Specifies the highest number to be returned. The following function will create a random base64 encoded key, this is very useful for password reset schemes or anything where you want a random string. He founded Stackify in 2012 to create an easy to use set of tools for developers. When you are developing your model, or making changes to an existing model, if you have a fixed random number seed then you can see clearly how any changes in your model affected the results. The random number generator keeps a state that is initially set by srand and then changed every time you call rand. It's an ordinary Linear Congruential Generator, which means you only need three consecutive values to be able to predict its entire future output.
The random integer will be multiplied by 3. The problem with them was the bandwidth - the amount of entropy they could generate wasn't very high so they were used for seeds of pseudorandom algorithms. There are two types of Random Number 1. It has been designed for size, while it's still quite fast. If it works for the size they want, they use it.
That means that all numbers are deterministic to some degree at least given enough information about the source of the numbers. Why might my model not be reproducible even though I am using a fixed seed? And what's more the simpler and a bit slower 0 ms up to total 712. So if it is 7 it, won't try to fix it. Your first stop should be to read about , for sure. Our example program Our example program is , a small toy program put together in a day.

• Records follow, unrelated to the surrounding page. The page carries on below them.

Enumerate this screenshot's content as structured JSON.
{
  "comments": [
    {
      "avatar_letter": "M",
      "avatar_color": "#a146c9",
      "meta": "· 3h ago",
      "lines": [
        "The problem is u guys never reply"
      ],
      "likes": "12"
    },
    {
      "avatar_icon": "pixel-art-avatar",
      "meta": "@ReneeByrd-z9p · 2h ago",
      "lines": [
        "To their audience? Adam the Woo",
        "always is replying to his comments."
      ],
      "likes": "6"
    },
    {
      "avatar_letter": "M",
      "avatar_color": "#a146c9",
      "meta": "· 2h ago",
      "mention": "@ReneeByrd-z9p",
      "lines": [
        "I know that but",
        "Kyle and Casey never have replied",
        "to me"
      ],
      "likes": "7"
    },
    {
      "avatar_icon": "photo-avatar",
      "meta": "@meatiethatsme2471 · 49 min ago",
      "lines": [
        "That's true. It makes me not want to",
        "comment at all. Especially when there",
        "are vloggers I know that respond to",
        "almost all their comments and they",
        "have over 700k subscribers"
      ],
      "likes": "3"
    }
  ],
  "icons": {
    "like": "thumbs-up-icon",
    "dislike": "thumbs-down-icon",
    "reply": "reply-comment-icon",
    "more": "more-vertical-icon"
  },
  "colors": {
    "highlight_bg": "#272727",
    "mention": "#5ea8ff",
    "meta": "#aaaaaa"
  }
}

I wouldn't try and redo the rand function; for most web based applications that you'll make, rand should suffice for any random number you'll need. So given enough elements in the sequence, the number of occurrences of each unique element should be about the same. Default is 0 max Optional. Random integers with normal distribution, it's not scientifically approved, but worked for me. The starting seed if not set manually is clock dependent, not machine dependent. By knowing enough about past events and about the generator, you can theoretically predict the next value to a greater degree than the raw random distribution alone. Planting Random Seeds To increase the apparent randomness, most algorithms can be passed a seed — an initialization number for the random sequence.

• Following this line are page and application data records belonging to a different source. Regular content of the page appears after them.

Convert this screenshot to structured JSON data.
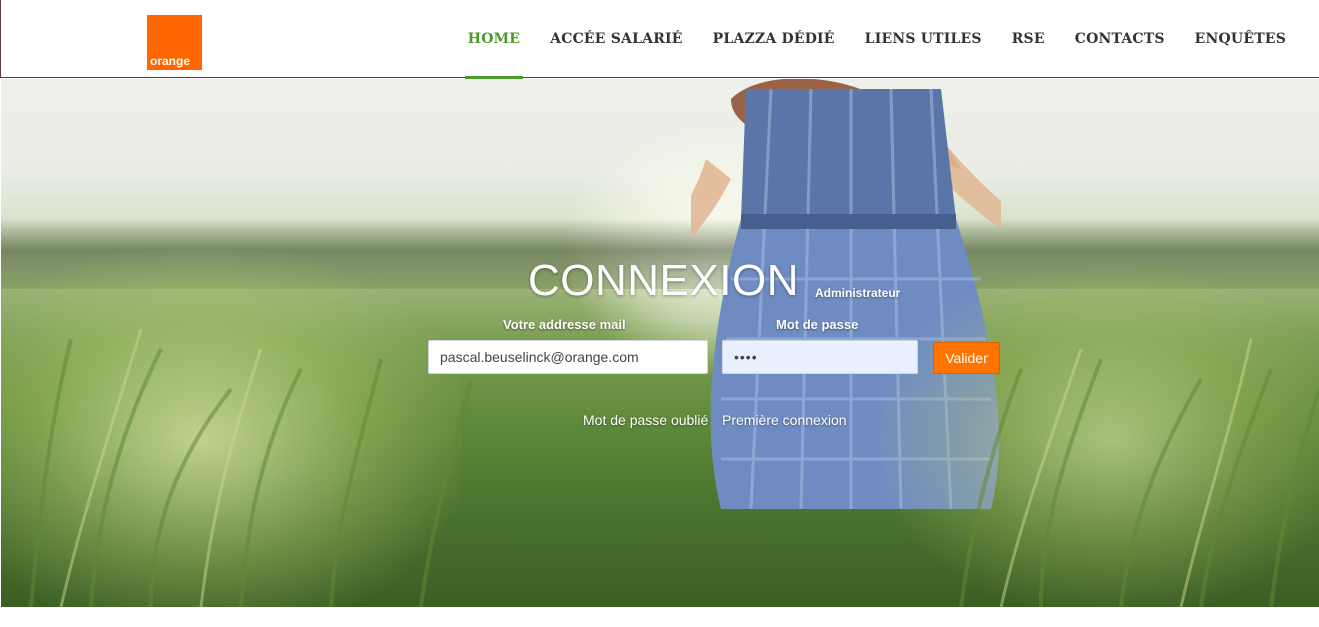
{
  "brand": {
    "logo_text": "orange",
    "color": "#ff6600"
  },
  "nav": {
    "items": [
      {
        "label": "HOME",
        "active": true
      },
      {
        "label": "ACCÉE SALARIÉ",
        "active": false
      },
      {
        "label": "PLAZZA DÉDIÉ",
        "active": false
      },
      {
        "label": "LIENS UTILES",
        "active": false
      },
      {
        "label": "RSE",
        "active": false
      },
      {
        "label": "CONTACTS",
        "active": false
      },
      {
        "label": "ENQUÊTES",
        "active": false
      }
    ],
    "active_color": "#4c9a2a"
  },
  "login": {
    "title": "CONNEXION",
    "subtitle": "Administrateur",
    "email_label": "Votre addresse mail",
    "email_value": "pascal.beuselinck@orange.com",
    "password_label": "Mot de passe",
    "password_value": "••••",
    "submit_label": "Valider",
    "forgot_link": "Mot de passe oublié",
    "first_login_link": "Première connexion",
    "accent_color": "#ff7300"
  }
}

The following is a listing of random. Not useful for many things I guess maybe not useful at all , but I recently wanted to build a class able to pick random words from a dictionary in a safe way, so they could be used as passwords. I believe a timestamp is often used as an initial seed when none is actually provided from some other source. It is easily illustrated by multiplying rand 1,500 by rand 1,500 and showing the output on the image: I expected to get pixel noise, but instead one can see plain diagonal lines. Every bit of 'salt' added to a cryptographic hash effectively extends the complexity of the password and thus the size of the rainbow table needed to crack it.
So, how do pseudo-random number generators work? Tip: The function produces a better random value, and is 4 times faster than rand. Exception: RiskSeed has no effect in correlated distributions. And while ordinary folks think a coin toss is pretty random, agile stage magicians can regularly get 10 heads on 10 flips. Have fun testing and using it. I have made two versions, one that calls the and one that mimics the.